Page and application data records –
· · · · ·

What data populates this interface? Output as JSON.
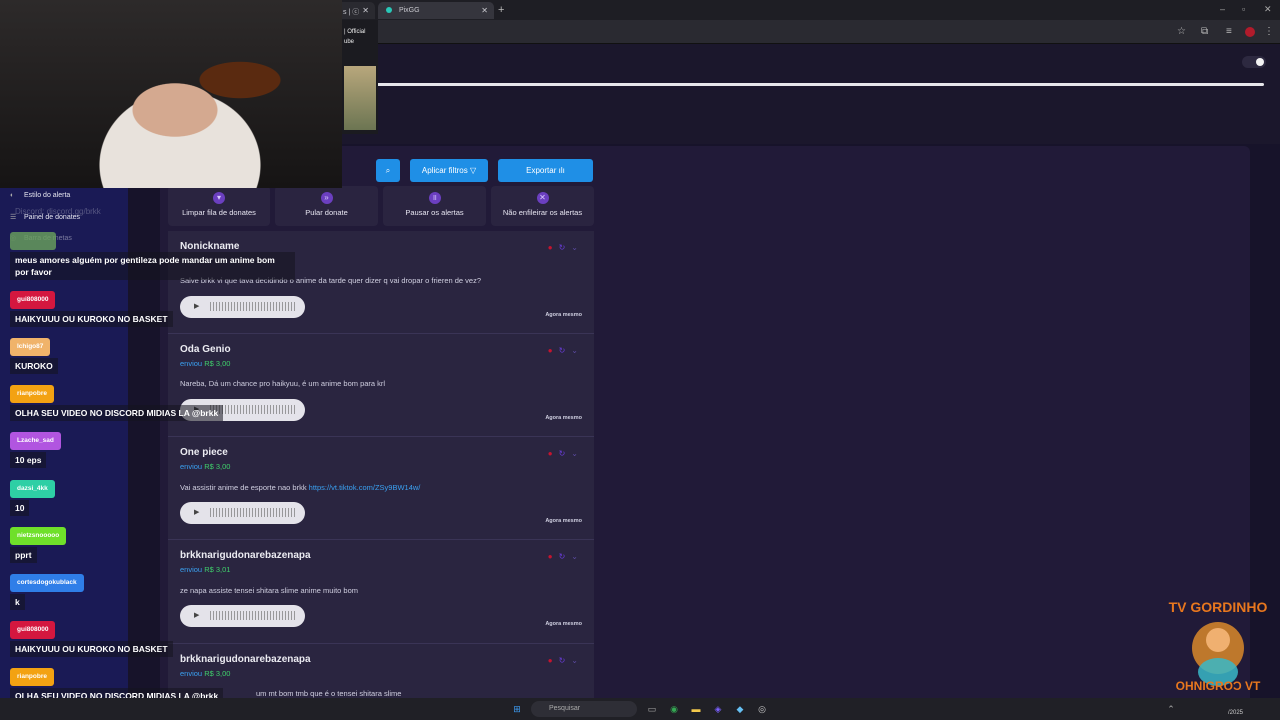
{
  "browser": {
    "tabs": [
      {
        "label": "s | ⓒ"
      },
      {
        "label": "PixGG"
      }
    ],
    "new_tab": "+",
    "window_controls": [
      "–",
      "▫",
      "✕"
    ]
  },
  "mini_video": {
    "caption_line1": "| Official",
    "caption_line2": "ube"
  },
  "overlay_nav": {
    "items": [
      {
        "label": "Estilo do alerta"
      },
      {
        "label": "Painel de donates"
      },
      {
        "label": "Barra de metas"
      }
    ],
    "ghost_text": "Discord: discord.gg/brkk"
  },
  "toolbar": {
    "search_icon": "search-icon",
    "filters_label": "Aplicar filtros",
    "export_label": "Exportar"
  },
  "actions": [
    {
      "label": "Limpar fila de donates",
      "icon": "trash-icon"
    },
    {
      "label": "Pular donate",
      "icon": "skip-icon"
    },
    {
      "label": "Pausar os alertas",
      "icon": "pause-icon"
    },
    {
      "label": "Não enfileirar os alertas",
      "icon": "bell-off-icon"
    }
  ],
  "donations": [
    {
      "name": "Nonickname",
      "sent": "",
      "amount": "",
      "message": "Salve brkk vi que tava decidindo o anime da tarde quer dizer q vai dropar o frieren de vez?",
      "link": "",
      "time": "Agora mesmo"
    },
    {
      "name": "Oda Genio",
      "sent": "enviou",
      "amount": "R$ 3,00",
      "message": "Nareba, Dá um chance pro haikyuu, é um anime bom para krl",
      "link": "",
      "time": "Agora mesmo"
    },
    {
      "name": "One piece",
      "sent": "enviou",
      "amount": "R$ 3,00",
      "message": "Vai assistir anime de esporte nao brkk ",
      "link": "https://vt.tiktok.com/ZSy9BW14w/",
      "time": "Agora mesmo"
    },
    {
      "name": "brkknarigudonarebazenapa",
      "sent": "enviou",
      "amount": "R$ 3,01",
      "message": "ze napa assiste tensei shitara slime anime muito bom",
      "link": "",
      "time": "Agora mesmo"
    },
    {
      "name": "brkknarigudonarebazenapa",
      "sent": "enviou",
      "amount": "R$ 3,00",
      "message": "um mt bom tmb que é o tensei shitara slime",
      "link": "",
      "time": ""
    }
  ],
  "chat": [
    {
      "user": "",
      "color": "#6aa35c",
      "message": "meus amores alguém por gentileza pode mandar um anime bom por favor"
    },
    {
      "user": "gui808000",
      "color": "#d4173f",
      "message": "HAIKYUUU OU KUROKO NO BASKET"
    },
    {
      "user": "Ichigo87",
      "color": "#f0b36a",
      "message": "KUROKO"
    },
    {
      "user": "rianpobre",
      "color": "#f3a212",
      "message": "OLHA SEU VIDEO NO DISCORD MIDIAS LA @brkk"
    },
    {
      "user": "Lzache_sad",
      "color": "#b155e0",
      "message": "10 eps"
    },
    {
      "user": "dazsi_4kk",
      "color": "#2ecfa5",
      "message": "10"
    },
    {
      "user": "nietzsnooooo",
      "color": "#6fe02a",
      "message": "pprt"
    },
    {
      "user": "cortesdogokublack",
      "color": "#2f7ee8",
      "message": "k"
    },
    {
      "user": "gui808000",
      "color": "#d4173f",
      "message": "HAIKYUUU OU KUROKO NO BASKET"
    },
    {
      "user": "rianpobre",
      "color": "#f3a212",
      "message": "OLHA SEU VIDEO NO DISCORD MIDIAS LA @brkk"
    }
  ],
  "taskbar": {
    "search_placeholder": "Pesquisar",
    "time": "",
    "date": "/2025"
  },
  "watermark": {
    "text_top": "TV GORDINHO",
    "text_bottom": "OHNIGROƆ VT"
  }
}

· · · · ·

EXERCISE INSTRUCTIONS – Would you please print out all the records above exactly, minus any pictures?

YOUR RESPONSE –
What data populates this interface? Output as JSON.
{
  "browser": {
    "tabs": [
      {
        "label": "s | ⓒ"
      },
      {
        "label": "PixGG"
      }
    ],
    "new_tab": "+",
    "window_controls": [
      "–",
      "▫",
      "✕"
    ]
  },
  "mini_video": {
    "caption_line1": "| Official",
    "caption_line2": "ube"
  },
  "overlay_nav": {
    "items": [
      {
        "label": "Estilo do alerta"
      },
      {
        "label": "Painel de donates"
      },
      {
        "label": "Barra de metas"
      }
    ],
    "ghost_text": "Discord: discord.gg/brkk"
  },
  "toolbar": {
    "search_icon": "search-icon",
    "filters_label": "Aplicar filtros",
    "export_label": "Exportar"
  },
  "actions": [
    {
      "label": "Limpar fila de donates",
      "icon": "trash-icon"
    },
    {
      "label": "Pular donate",
      "icon": "skip-icon"
    },
    {
      "label": "Pausar os alertas",
      "icon": "pause-icon"
    },
    {
      "label": "Não enfileirar os alertas",
      "icon": "bell-off-icon"
    }
  ],
  "donations": [
    {
      "name": "Nonickname",
      "sent": "",
      "amount": "",
      "message": "Salve brkk vi que tava decidindo o anime da tarde quer dizer q vai dropar o frieren de vez?",
      "link": "",
      "time": "Agora mesmo"
    },
    {
      "name": "Oda Genio",
      "sent": "enviou",
      "amount": "R$ 3,00",
      "message": "Nareba, Dá um chance pro haikyuu, é um anime bom para krl",
      "link": "",
      "time": "Agora mesmo"
    },
    {
      "name": "One piece",
      "sent": "enviou",
      "amount": "R$ 3,00",
      "message": "Vai assistir anime de esporte nao brkk ",
      "link": "https://vt.tiktok.com/ZSy9BW14w/",
      "time": "Agora mesmo"
    },
    {
      "name": "brkknarigudonarebazenapa",
      "sent": "enviou",
      "amount": "R$ 3,01",
      "message": "ze napa assiste tensei shitara slime anime muito bom",
      "link": "",
      "time": "Agora mesmo"
    },
    {
      "name": "brkknarigudonarebazenapa",
      "sent": "enviou",
      "amount": "R$ 3,00",
      "message": "um mt bom tmb que é o tensei shitara slime",
      "link": "",
      "time": ""
    }
  ],
  "chat": [
    {
      "user": "",
      "color": "#6aa35c",
      "message": "meus amores alguém por gentileza pode mandar um anime bom por favor"
    },
    {
      "user": "gui808000",
      "color": "#d4173f",
      "message": "HAIKYUUU OU KUROKO NO BASKET"
    },
    {
      "user": "Ichigo87",
      "color": "#f0b36a",
      "message": "KUROKO"
    },
    {
      "user": "rianpobre",
      "color": "#f3a212",
      "message": "OLHA SEU VIDEO NO DISCORD MIDIAS LA @brkk"
    },
    {
      "user": "Lzache_sad",
      "color": "#b155e0",
      "message": "10 eps"
    },
    {
      "user": "dazsi_4kk",
      "color": "#2ecfa5",
      "message": "10"
    },
    {
      "user": "nietzsnooooo",
      "color": "#6fe02a",
      "message": "pprt"
    },
    {
      "user": "cortesdogokublack",
      "color": "#2f7ee8",
      "message": "k"
    },
    {
      "user": "gui808000",
      "color": "#d4173f",
      "message": "HAIKYUUU OU KUROKO NO BASKET"
    },
    {
      "user": "rianpobre",
      "color": "#f3a212",
      "message": "OLHA SEU VIDEO NO DISCORD MIDIAS LA @brkk"
    }
  ],
  "taskbar": {
    "search_placeholder": "Pesquisar",
    "time": "",
    "date": "/2025"
  },
  "watermark": {
    "text_top": "TV GORDINHO",
    "text_bottom": "OHNIGROƆ VT"
  }
}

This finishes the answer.